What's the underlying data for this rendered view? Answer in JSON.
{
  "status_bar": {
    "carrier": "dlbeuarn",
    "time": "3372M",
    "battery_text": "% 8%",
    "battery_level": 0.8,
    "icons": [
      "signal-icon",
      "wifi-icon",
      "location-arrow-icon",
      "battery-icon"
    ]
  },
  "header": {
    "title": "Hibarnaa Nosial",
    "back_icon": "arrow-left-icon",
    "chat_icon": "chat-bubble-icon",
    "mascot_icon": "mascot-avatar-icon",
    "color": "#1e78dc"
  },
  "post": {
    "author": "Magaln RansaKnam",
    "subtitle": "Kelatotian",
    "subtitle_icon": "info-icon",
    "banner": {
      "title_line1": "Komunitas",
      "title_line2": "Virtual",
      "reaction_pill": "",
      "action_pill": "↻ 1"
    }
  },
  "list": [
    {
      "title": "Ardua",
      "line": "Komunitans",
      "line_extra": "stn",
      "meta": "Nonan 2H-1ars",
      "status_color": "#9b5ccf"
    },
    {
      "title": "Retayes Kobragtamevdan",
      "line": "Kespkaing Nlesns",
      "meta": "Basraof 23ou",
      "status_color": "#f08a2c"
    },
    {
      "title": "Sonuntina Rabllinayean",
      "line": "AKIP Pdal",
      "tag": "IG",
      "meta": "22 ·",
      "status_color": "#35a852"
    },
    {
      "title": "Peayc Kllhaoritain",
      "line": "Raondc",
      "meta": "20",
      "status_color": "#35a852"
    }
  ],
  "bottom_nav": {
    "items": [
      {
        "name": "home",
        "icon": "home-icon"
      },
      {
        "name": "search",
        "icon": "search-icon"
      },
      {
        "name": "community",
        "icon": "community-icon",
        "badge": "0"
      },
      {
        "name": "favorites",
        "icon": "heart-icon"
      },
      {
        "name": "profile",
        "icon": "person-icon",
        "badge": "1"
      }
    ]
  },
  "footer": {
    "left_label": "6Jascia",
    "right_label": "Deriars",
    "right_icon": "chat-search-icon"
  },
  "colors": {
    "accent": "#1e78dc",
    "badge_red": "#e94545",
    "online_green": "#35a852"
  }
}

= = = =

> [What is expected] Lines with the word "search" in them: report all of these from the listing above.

> [Completed task]
        "name": "search",
        "icon": "search-icon"
    "right_icon": "chat-search-icon"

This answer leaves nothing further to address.